__RECORDED INFORMATION__
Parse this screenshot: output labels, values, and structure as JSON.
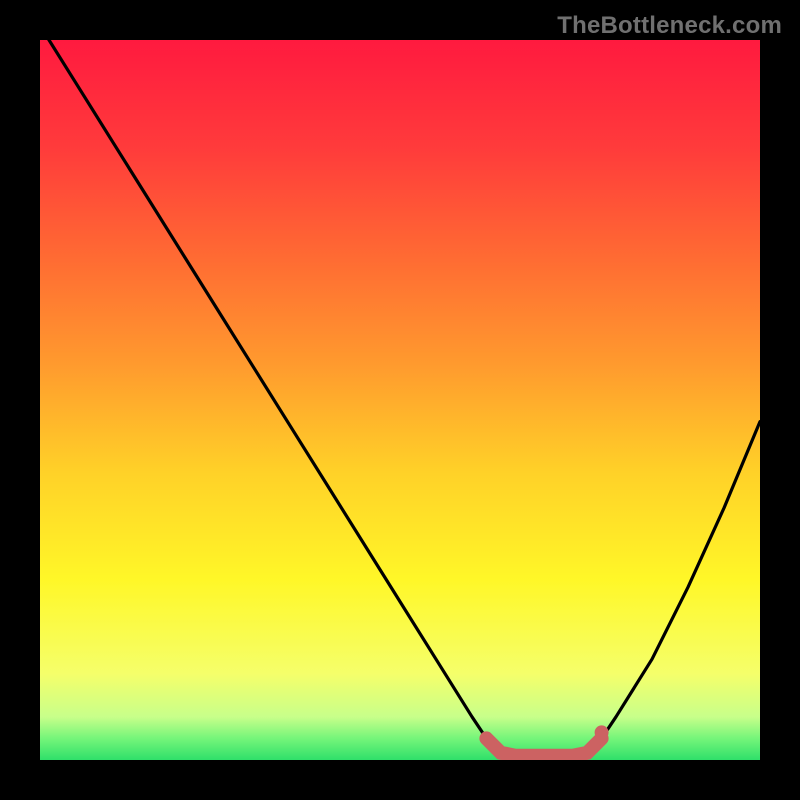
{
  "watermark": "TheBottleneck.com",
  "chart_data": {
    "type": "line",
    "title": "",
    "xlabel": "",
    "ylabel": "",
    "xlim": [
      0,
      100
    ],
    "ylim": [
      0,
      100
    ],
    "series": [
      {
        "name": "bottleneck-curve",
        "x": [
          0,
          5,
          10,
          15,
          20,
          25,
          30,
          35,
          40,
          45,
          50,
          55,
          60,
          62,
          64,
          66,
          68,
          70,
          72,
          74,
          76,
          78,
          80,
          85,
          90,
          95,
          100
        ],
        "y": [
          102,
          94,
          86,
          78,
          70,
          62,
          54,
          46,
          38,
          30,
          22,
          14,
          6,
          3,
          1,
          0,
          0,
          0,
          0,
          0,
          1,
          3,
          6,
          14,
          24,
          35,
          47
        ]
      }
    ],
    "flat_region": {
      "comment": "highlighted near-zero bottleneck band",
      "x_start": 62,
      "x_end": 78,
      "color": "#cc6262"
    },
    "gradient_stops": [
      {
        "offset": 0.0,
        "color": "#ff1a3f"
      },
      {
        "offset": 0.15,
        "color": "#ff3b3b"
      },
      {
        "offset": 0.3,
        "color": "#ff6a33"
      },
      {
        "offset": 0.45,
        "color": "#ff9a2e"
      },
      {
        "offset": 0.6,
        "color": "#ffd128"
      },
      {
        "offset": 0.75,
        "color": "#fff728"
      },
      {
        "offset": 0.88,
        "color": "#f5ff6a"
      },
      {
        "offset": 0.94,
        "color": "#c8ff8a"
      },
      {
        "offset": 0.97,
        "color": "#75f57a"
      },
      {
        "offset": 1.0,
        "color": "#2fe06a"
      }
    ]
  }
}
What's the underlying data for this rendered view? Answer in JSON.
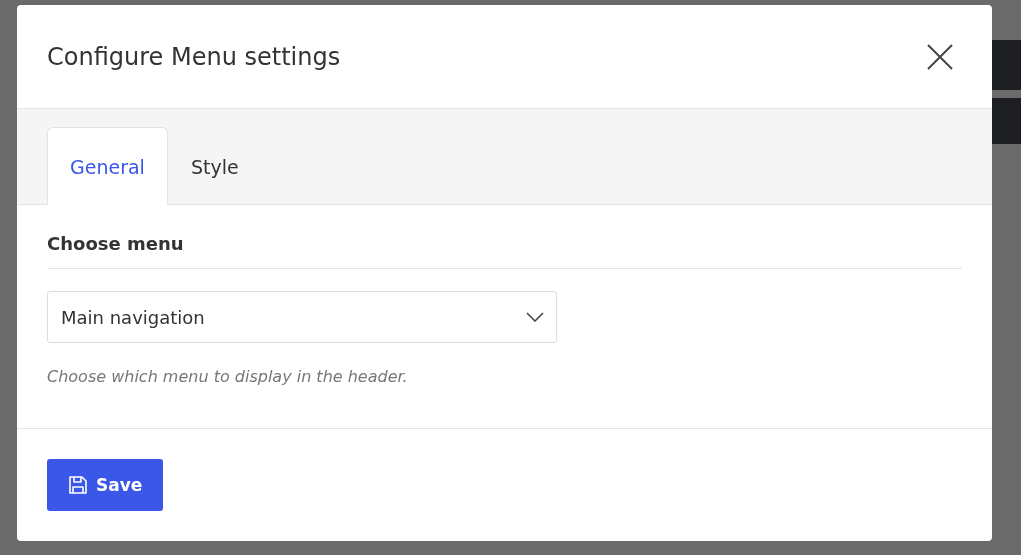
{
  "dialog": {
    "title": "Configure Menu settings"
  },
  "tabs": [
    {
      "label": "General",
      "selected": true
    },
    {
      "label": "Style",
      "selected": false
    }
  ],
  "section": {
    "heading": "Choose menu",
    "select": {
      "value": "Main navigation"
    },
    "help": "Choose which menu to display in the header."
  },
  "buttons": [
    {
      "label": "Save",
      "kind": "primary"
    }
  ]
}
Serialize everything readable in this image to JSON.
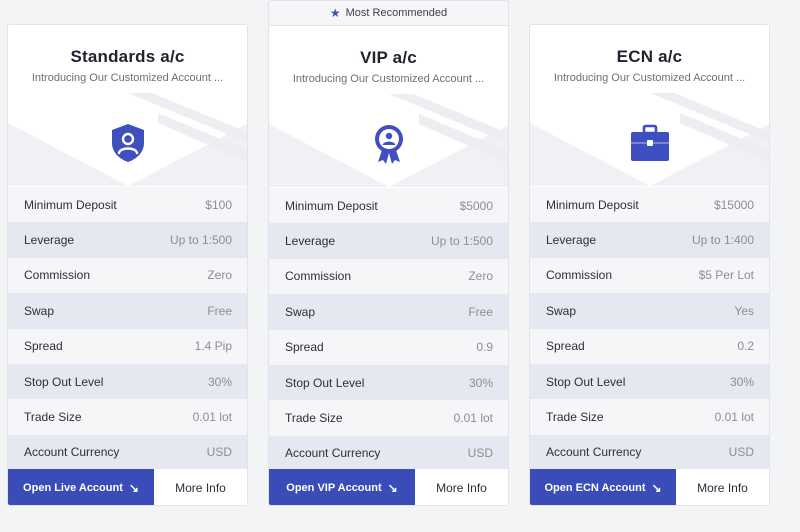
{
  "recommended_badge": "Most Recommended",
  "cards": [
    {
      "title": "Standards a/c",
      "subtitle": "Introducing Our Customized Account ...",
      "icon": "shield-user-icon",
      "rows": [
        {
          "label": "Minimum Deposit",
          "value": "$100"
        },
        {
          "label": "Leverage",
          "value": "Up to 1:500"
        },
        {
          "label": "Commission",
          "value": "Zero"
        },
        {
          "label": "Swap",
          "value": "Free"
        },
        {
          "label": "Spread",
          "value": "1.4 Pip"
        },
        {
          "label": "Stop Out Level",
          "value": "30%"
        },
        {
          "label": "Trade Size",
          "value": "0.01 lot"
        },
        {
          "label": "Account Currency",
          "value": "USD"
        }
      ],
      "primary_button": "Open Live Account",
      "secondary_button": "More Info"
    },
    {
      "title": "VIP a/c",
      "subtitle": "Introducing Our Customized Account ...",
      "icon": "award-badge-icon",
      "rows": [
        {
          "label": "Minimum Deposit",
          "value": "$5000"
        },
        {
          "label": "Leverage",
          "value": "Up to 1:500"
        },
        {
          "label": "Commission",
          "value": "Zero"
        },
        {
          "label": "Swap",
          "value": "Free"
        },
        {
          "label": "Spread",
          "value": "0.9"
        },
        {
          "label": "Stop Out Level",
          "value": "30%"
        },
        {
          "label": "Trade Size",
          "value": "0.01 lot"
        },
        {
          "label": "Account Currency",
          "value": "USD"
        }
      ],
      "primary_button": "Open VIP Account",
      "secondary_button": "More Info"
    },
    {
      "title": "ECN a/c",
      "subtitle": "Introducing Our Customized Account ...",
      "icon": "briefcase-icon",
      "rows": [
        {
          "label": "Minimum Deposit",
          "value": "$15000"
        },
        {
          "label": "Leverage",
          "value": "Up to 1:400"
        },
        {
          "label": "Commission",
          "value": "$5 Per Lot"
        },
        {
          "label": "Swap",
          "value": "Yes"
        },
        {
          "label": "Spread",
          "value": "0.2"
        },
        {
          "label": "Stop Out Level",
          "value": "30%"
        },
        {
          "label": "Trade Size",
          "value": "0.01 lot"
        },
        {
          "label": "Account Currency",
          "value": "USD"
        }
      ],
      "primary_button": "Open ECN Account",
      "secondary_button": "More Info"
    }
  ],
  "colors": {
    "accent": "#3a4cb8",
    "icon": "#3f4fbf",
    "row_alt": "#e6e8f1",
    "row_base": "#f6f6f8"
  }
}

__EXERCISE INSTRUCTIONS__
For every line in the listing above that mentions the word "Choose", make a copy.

__FINISHED EXERCISE__
    "heading": "Choose menu",
    "help": "Choose which menu to display in the header."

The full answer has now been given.